- Independence: Cats are solitary animals by nature, and many stray cats are independent and self-sufficient. They rely on their hunting and survival instincts to find food and stay safe.
- Human Assistance: Stray cats might occasionally receive food and help from kind-hearted individuals who provide them with water, food, and even shelter. However, this assistance is often sporadic and not a long-term solution.
- Reproduction: Stray cats may continue to reproduce, leading to the growth of the stray cat population. This is why efforts to control the population through spaying and neutering (such as trap-neuter-return programs) are crucial for reducing the number of strays over time.
It’s important to note that life as a stray cat can be challenging and filled with risks, including exposure to diseases, traffic hazards, and the potential for mistreatment. Stray cats often have a shorter lifespan compared to their well-cared-for domestic counterparts. As such, there are efforts in the UK to address the issue of stray cats through rescue, adoption, and humane population control measures like trap-neuter-return (TNR) programs.

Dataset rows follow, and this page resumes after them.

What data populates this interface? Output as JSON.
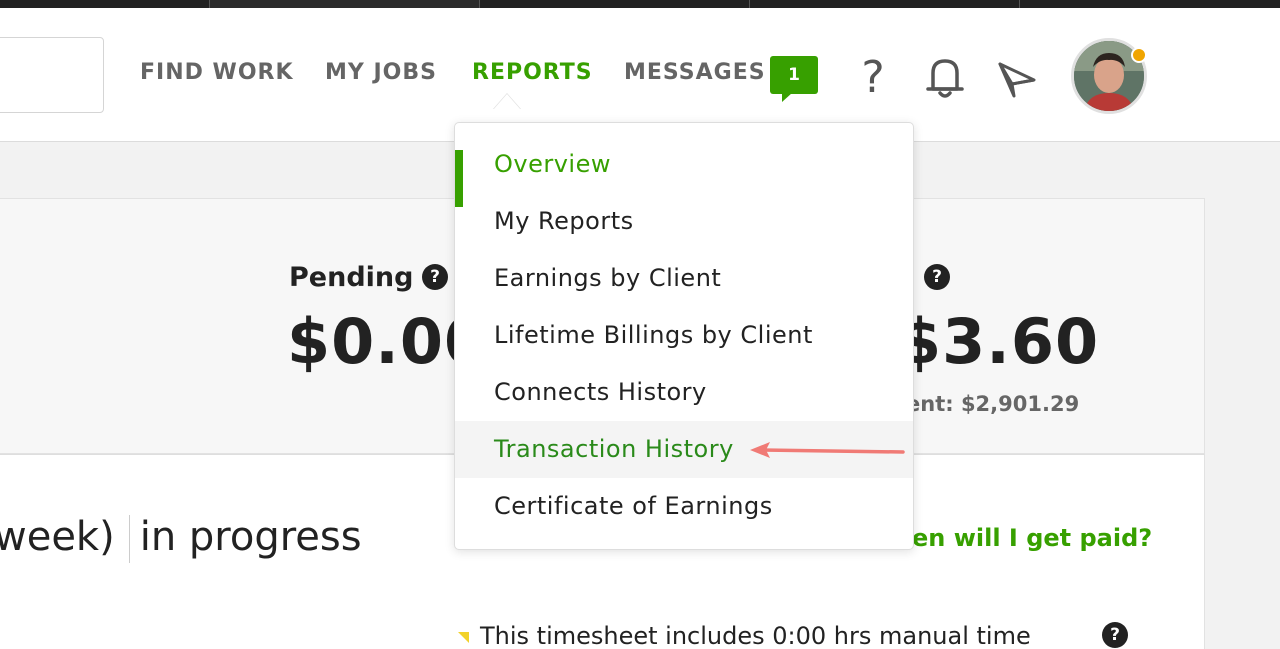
{
  "nav": {
    "find_work": "FIND WORK",
    "my_jobs": "MY JOBS",
    "reports": "REPORTS",
    "messages": "MESSAGES",
    "messages_count": "1"
  },
  "header_icons": {
    "help": "?",
    "help_icon": "question-mark-icon",
    "notifications_icon": "bell-icon",
    "send_icon": "paper-plane-icon"
  },
  "reports_menu": {
    "items": [
      {
        "label": "Overview"
      },
      {
        "label": "My Reports"
      },
      {
        "label": "Earnings by Client"
      },
      {
        "label": "Lifetime Billings by Client"
      },
      {
        "label": "Connects History"
      },
      {
        "label": "Transaction History"
      },
      {
        "label": "Certificate of Earnings"
      }
    ],
    "active_index": 0,
    "highlighted_index": 5
  },
  "summary": {
    "pending_label": "Pending",
    "pending_value": "$0.00",
    "available_value": "$3.60",
    "available_sub": "ent: $2,901.29",
    "help_glyph": "?"
  },
  "timesheet": {
    "title_left": "week)",
    "title_right": "in progress",
    "paid_link": "en will I get paid?",
    "note": "This timesheet includes 0:00 hrs manual time"
  },
  "colors": {
    "accent": "#37a000",
    "nav_text": "#656565",
    "status_dot": "#f0a500",
    "arrow": "#f07a75"
  }
}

These initiatives aim to improve the welfare of stray cats and reduce their numbers over time.
Can you find stray cats in London?
Yes, you can find stray cats in London, as you can in many urban areas around the world. Stray cats may be more prevalent in certain neighborhoods or areas with a higher population density. London is a large and diverse city with both urban and residential areas, and stray cats can be found in various parts of the city.
If you encounter a stray cat in London and wish to help or have concerns about its welfare, you can consider the following steps:
- Contact Local Animal Welfare Organizations: There are numerous animal welfare organizations, rescue groups, and shelters in London that work to assist stray and abandoned cats. You can contact these organizations for guidance on how to help the cat, and they may be able to provide rescue and care services.
- Trap-Neuter-Return (TNR) Programs: Some areas of London may have TNR programs in place to address feral cat populations. These programs involve trapping, spaying or neutering, vaccinating, and returning feral cats to their original locations in a managed colony.
- Provide Food and Water: If it is safe to do so and you are experienced with handling cats, you can provide food and water to a stray cat. However, be cautious, as some stray cats can be fearful or defensive.
- Report to Local Authorities: If the cat appears to be injured, sick, or in immediate danger, you can contact your local animal control or authorities for assistance. They can assess the situation and take appropriate action to ensure the cat’s well-being.
It’s important to approach stray cats with care and not attempt to handle them if they seem frightened or aggressive. Stray cats can have a range of temperaments, and their behavior is often shaped by their experiences on the streets. The best approach is to seek assistance from trained professionals or organizations with experience in dealing with stray and feral cats.